The Venture Capital industry is pumping significant amounts of capital into the solar sector (in fact, the bulk of all renewable investments goes towards solars technologies) which should reap some rewards in the next 3-7 years, subject to vintage years.
Focusing on the supply side constrains, the silicon spot price reached a peak at $400 whilst long-term contract deals were struck at a fraction of the price. However, whenever the economic rent is too good to be true, entrepreneurs as well as corporates enter the market and ramp up capacity. Sounds like a typical China-syndrome: becoming a market leader irrespective of the long-term implications whether the supply-demand balance is sustainable. The consequence, margins drop off and firms struggle to survive.
The McKinsey chart below shows that Chinese corporates are significantly ramping up the capabilities in the silicon supply chain. Again, the credo of ‘lets become world leader’ is an interesting one. We had a meeting with a CEO of a Chinese company who proudly presented to us that they had a achieved their goal of being #1 in their industry. He could not answer the question what vision and objectives the firm would focus on from now on. Equally he did not see the issue of now being the one to chase and he did not yet know what industry leadership abilities he had to prove. The silicon industry may walk down a similar path.
An interesting presentation on the silicon industry put together by Wacker Chemie can be found here. Wacker Chemie is one of the leading suppliers of silicon and they have a number of business units that deliver products to the solar industry.
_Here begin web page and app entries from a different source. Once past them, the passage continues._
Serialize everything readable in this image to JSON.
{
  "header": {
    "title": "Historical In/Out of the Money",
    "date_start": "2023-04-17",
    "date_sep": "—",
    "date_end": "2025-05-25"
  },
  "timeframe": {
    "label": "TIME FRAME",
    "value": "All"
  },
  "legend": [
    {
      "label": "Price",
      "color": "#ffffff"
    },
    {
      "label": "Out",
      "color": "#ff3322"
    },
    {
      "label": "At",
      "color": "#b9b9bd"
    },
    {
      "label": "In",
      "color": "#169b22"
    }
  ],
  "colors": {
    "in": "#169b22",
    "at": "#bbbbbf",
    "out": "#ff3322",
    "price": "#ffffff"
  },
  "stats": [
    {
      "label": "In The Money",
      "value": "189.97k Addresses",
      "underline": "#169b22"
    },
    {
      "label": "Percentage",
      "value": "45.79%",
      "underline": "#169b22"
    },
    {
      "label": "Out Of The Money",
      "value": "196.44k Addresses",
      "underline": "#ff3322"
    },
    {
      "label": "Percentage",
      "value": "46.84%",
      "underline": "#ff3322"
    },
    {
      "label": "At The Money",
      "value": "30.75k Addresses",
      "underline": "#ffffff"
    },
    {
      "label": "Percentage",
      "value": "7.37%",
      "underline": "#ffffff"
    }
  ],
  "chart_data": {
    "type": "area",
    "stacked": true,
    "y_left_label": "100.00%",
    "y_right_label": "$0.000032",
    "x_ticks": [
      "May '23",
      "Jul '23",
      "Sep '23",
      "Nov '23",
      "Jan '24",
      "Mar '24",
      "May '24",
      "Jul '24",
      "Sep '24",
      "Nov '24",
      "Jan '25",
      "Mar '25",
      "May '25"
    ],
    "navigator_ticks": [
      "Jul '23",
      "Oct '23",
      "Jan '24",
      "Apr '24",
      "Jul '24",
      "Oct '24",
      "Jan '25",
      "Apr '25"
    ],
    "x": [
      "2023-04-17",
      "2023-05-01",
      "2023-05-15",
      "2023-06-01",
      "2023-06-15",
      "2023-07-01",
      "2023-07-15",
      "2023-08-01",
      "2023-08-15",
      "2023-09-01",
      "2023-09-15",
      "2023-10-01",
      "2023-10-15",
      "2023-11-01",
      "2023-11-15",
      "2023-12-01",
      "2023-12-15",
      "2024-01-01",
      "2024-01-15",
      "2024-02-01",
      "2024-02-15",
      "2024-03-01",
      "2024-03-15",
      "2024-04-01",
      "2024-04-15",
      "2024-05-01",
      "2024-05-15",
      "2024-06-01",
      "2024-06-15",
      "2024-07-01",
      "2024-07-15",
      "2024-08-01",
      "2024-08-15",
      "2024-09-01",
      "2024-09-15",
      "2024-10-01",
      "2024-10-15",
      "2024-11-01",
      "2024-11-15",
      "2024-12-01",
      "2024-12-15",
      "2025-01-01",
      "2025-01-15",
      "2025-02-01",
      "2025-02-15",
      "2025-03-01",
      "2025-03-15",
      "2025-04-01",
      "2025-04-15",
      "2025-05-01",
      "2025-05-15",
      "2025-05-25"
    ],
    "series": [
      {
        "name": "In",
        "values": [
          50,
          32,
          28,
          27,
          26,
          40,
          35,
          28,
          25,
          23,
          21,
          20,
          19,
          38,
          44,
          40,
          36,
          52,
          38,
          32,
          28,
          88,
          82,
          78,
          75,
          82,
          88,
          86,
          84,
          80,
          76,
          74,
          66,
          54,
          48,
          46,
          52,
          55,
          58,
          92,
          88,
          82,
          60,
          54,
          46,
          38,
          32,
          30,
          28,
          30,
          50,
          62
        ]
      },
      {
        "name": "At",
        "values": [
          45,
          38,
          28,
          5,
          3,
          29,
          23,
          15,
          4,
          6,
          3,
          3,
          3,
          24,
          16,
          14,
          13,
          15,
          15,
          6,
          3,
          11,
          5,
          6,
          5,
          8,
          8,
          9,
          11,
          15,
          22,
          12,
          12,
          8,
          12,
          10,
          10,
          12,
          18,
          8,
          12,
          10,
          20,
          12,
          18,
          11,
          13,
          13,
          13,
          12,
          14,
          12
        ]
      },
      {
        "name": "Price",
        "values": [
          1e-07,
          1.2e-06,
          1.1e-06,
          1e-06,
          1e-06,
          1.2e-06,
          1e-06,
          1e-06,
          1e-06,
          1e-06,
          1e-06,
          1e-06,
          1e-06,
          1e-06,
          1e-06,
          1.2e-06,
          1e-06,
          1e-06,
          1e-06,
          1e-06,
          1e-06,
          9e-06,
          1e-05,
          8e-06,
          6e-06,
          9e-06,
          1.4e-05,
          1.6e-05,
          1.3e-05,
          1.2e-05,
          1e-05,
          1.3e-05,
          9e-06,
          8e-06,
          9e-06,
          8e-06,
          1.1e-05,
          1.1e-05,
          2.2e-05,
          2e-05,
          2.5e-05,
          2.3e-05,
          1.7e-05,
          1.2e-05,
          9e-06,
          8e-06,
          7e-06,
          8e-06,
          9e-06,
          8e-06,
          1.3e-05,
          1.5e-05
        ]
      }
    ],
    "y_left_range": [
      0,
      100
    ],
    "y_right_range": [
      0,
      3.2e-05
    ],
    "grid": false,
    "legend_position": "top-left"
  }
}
Todays news on MEMC (dropping 17% in intra-day trading) may be a sign for significant struggles ahead. The jury is out when the solar market will take a turn. Meanwhile, we continue to think that investors struggle to extract sustainable returns of the sector. A possible route to see significant total returns may be to back leading VC players who are able to spend significant resources filtering through the many start-ups that are trying to commercialize low-cost solutions. However, patience may be key at this stage.